Goal of the exercise: Your task is to copy each line of the material that includes "OpenOffice".

Records shown:
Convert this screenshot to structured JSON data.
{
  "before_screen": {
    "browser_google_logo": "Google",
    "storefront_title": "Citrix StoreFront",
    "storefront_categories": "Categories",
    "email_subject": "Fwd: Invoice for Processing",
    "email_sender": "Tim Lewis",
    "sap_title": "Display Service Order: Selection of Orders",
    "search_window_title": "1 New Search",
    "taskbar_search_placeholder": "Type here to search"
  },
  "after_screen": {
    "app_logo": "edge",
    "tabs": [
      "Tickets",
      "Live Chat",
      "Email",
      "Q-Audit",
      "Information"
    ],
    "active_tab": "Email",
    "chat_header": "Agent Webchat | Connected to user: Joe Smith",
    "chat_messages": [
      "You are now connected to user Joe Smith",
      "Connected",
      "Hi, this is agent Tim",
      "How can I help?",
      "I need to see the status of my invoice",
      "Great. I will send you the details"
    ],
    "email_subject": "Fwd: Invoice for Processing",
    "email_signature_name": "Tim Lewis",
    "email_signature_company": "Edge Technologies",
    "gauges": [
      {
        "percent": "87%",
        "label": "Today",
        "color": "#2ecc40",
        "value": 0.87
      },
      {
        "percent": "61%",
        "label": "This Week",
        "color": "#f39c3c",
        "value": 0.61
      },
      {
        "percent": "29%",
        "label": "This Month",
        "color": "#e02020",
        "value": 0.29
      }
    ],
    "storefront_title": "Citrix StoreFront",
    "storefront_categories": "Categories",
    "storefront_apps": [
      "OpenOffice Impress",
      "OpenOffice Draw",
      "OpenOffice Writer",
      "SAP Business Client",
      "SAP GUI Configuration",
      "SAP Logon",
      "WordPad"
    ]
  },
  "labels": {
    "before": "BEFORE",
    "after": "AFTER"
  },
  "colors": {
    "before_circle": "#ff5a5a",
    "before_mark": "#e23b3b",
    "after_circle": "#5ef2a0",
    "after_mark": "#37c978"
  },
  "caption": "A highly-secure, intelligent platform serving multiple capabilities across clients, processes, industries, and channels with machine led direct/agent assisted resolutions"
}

Solution to the exercise:
      "OpenOffice Impress",
      "OpenOffice Draw",
      "OpenOffice Writer",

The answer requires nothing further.